Problem to work on:
Where does the string "narzędzia" occur in the records? Copy each line that holds it.

[Entries taken from a collection]

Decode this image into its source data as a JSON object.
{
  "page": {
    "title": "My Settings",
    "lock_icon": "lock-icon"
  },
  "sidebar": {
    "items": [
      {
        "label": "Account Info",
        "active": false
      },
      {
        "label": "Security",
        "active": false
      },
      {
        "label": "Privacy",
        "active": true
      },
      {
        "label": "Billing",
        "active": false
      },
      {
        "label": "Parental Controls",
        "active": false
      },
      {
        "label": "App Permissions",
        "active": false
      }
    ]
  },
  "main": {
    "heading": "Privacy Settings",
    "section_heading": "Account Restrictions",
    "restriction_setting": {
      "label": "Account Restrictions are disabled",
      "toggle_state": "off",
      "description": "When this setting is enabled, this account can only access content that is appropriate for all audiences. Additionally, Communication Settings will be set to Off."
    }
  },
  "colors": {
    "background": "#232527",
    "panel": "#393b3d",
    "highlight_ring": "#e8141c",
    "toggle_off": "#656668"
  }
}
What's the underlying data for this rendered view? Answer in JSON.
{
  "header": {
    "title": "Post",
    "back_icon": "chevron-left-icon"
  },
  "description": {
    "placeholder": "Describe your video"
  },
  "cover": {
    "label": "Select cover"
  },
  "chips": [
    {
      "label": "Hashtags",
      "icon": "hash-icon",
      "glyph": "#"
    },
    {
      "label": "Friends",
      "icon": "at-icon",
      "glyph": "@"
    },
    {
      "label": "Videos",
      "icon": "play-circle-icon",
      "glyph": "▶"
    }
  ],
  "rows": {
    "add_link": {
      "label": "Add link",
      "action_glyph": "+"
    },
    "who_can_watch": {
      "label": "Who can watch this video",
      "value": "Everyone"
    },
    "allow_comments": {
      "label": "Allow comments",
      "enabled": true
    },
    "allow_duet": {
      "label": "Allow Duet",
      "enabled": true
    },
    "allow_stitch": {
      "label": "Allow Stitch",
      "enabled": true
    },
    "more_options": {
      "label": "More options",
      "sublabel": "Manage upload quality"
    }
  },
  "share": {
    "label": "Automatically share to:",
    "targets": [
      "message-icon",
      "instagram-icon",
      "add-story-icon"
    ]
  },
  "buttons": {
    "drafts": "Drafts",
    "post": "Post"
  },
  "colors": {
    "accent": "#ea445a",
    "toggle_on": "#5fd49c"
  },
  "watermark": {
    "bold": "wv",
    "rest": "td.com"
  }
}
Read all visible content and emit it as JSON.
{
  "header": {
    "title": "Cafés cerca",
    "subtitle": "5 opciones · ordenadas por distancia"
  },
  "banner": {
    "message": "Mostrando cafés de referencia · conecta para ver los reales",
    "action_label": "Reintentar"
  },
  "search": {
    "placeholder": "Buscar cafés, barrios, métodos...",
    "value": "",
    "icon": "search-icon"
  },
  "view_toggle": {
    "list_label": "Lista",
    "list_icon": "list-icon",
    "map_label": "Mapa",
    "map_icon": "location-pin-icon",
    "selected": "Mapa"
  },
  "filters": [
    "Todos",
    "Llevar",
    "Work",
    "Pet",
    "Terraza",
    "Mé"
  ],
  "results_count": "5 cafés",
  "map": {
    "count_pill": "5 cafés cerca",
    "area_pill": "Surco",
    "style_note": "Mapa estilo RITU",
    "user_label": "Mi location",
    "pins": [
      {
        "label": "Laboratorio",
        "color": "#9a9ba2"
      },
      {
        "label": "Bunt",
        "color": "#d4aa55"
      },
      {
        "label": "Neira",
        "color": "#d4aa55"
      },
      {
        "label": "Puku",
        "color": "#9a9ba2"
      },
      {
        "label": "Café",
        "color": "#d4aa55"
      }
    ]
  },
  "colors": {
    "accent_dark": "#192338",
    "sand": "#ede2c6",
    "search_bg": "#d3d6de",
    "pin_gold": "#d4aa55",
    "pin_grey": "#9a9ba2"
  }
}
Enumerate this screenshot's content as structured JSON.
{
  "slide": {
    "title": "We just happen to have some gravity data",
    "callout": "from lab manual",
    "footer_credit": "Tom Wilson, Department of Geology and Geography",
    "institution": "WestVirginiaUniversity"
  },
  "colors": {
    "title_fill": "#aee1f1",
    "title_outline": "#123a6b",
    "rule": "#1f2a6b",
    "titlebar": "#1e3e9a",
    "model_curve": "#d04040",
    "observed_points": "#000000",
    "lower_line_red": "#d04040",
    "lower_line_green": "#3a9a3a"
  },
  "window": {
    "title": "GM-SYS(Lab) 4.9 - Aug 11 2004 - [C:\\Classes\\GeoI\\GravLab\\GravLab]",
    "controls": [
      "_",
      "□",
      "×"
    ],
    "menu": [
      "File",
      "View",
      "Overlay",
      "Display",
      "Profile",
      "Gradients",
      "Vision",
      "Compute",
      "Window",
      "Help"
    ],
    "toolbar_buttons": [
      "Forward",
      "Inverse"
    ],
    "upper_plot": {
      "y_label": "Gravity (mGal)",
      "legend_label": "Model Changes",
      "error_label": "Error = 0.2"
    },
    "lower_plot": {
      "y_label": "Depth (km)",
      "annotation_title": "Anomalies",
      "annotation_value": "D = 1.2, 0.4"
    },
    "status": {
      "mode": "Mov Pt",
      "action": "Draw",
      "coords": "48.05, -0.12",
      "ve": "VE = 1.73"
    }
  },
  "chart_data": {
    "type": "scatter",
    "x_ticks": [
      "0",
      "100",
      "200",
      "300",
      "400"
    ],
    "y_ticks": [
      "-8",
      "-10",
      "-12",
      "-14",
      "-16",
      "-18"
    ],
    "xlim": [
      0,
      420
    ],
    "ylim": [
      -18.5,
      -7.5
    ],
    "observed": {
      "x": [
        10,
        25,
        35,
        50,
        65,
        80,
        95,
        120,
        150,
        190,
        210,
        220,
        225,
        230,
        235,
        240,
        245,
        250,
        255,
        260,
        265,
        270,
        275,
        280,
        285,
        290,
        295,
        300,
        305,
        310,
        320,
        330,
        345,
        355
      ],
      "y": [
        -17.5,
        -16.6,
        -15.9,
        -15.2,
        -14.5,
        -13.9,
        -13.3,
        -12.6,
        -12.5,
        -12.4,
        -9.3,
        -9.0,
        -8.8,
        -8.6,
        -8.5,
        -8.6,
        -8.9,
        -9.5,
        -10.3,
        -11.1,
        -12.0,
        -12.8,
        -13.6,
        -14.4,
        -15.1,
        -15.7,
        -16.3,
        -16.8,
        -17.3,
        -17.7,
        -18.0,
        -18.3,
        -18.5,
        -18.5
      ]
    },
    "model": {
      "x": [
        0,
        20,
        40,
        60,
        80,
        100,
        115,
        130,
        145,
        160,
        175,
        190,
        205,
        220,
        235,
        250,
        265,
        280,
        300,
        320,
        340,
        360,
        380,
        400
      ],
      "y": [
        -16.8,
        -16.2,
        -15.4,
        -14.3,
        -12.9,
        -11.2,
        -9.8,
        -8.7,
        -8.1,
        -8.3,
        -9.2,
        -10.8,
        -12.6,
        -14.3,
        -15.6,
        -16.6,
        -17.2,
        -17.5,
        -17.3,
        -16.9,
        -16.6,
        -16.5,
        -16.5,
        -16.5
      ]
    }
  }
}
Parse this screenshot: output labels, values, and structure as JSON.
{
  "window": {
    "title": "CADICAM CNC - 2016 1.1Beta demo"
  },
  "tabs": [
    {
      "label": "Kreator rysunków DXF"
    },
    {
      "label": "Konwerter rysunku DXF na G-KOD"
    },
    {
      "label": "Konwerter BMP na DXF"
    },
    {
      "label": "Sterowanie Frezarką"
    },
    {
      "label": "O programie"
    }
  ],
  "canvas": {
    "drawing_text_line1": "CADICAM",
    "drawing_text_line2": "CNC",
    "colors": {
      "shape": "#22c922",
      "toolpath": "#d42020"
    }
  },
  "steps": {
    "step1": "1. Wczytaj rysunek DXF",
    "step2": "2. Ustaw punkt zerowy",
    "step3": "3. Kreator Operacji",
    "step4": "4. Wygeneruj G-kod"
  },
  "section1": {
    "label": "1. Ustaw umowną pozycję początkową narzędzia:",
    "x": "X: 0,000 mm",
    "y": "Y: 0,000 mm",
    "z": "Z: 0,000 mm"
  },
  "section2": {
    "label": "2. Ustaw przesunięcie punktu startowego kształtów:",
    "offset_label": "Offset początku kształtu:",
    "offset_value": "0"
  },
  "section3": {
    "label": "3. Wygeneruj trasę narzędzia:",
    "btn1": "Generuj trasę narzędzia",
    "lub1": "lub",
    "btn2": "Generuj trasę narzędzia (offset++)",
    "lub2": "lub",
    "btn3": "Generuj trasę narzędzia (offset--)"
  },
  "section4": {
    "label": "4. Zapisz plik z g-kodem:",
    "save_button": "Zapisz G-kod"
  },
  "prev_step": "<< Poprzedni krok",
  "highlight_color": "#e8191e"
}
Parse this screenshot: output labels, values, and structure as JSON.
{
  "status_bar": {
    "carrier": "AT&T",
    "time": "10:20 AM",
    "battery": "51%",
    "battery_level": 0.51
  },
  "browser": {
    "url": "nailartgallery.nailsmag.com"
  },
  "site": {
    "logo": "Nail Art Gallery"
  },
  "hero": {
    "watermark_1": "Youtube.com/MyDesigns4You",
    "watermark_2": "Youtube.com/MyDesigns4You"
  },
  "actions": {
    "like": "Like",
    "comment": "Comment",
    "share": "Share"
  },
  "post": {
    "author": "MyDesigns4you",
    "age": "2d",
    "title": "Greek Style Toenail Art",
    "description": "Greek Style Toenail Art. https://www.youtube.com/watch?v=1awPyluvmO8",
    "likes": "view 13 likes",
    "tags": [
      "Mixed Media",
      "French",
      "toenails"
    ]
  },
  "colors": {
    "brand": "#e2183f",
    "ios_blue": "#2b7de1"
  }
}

Output for this task:
    "label": "1. Ustaw umowną pozycję początkową narzędzia:",
    "label": "3. Wygeneruj trasę narzędzia:",
    "btn1": "Generuj trasę narzędzia",
    "btn2": "Generuj trasę narzędzia (offset++)",
    "btn3": "Generuj trasę narzędzia (offset--)"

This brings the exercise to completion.